[Dataset records]
----

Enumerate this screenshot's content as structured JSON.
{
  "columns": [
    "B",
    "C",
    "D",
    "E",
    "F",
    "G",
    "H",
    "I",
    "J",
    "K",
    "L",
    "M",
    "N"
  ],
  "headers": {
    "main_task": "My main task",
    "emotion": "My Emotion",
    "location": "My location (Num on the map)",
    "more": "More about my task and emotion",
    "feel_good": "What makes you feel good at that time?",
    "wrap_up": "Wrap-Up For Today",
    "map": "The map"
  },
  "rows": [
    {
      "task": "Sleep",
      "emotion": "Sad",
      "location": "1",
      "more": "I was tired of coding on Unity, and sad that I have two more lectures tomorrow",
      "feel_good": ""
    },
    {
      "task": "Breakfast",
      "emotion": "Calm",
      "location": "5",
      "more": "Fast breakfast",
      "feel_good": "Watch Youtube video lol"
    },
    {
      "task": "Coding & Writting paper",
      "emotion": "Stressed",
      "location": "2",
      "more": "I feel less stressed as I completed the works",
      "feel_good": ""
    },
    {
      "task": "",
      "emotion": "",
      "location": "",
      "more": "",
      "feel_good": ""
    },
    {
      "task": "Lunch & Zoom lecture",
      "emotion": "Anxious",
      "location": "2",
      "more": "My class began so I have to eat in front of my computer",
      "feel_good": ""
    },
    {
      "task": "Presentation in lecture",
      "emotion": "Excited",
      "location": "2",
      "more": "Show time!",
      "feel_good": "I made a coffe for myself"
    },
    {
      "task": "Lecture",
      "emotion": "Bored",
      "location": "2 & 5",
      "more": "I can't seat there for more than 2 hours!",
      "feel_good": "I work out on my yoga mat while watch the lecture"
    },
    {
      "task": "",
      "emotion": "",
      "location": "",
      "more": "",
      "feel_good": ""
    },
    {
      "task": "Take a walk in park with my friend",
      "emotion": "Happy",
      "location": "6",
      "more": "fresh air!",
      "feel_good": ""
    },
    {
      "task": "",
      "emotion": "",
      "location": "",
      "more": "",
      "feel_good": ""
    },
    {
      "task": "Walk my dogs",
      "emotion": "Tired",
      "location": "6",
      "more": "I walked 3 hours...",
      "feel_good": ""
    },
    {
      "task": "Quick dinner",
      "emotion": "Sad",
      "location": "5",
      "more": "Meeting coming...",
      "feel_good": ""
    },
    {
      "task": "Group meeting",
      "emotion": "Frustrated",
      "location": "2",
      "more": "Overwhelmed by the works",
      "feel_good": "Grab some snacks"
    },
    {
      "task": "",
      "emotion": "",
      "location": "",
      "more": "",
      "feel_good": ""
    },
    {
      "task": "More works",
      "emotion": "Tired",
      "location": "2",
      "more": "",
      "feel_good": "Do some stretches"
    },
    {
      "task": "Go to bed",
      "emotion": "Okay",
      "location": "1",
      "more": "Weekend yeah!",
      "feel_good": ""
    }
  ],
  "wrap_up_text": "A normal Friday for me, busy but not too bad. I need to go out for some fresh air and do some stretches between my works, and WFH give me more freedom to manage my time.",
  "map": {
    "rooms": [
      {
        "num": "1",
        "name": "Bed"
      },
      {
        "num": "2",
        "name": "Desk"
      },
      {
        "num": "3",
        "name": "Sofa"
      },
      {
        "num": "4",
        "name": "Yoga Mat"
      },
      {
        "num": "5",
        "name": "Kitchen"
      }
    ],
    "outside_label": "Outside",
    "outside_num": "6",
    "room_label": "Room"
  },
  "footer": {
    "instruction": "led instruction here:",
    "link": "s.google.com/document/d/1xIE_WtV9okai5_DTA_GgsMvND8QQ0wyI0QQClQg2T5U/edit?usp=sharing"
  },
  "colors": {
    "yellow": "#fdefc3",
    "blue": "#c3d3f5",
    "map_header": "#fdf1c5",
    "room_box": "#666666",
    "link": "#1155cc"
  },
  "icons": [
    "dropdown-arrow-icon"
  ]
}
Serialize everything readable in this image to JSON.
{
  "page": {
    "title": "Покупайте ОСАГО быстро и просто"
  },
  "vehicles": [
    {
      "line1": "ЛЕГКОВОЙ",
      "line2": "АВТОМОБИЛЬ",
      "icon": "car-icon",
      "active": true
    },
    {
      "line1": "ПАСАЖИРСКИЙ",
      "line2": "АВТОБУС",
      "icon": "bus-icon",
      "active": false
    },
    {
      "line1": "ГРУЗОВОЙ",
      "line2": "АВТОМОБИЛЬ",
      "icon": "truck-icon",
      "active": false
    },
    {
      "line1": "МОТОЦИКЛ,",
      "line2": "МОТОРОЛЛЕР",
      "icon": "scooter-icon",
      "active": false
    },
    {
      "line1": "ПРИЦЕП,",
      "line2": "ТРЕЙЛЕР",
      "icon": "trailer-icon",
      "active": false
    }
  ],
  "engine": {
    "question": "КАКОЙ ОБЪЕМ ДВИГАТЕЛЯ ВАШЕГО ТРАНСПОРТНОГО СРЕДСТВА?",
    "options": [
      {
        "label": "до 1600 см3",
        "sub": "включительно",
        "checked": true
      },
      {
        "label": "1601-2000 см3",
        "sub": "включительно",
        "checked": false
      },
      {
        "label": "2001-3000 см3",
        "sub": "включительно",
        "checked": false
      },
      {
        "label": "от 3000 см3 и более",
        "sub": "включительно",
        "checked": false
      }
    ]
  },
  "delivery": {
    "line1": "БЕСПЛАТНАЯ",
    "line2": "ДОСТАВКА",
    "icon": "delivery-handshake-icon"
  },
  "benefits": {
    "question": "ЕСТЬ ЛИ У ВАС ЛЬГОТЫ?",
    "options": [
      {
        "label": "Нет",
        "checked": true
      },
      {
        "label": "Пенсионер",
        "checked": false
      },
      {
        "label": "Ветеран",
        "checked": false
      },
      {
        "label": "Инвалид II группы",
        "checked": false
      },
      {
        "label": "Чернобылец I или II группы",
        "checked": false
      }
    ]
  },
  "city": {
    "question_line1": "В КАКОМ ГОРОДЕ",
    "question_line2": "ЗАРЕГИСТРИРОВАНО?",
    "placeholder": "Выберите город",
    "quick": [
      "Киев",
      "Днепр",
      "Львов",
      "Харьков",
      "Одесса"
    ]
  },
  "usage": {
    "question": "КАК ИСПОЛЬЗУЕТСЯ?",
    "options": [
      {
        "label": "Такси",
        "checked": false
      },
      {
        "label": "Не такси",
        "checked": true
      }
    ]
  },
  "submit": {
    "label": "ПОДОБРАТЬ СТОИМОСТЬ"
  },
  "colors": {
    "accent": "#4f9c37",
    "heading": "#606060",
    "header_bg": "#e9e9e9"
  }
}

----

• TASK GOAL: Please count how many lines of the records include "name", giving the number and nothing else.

• WRITTEN RESPONSE: 5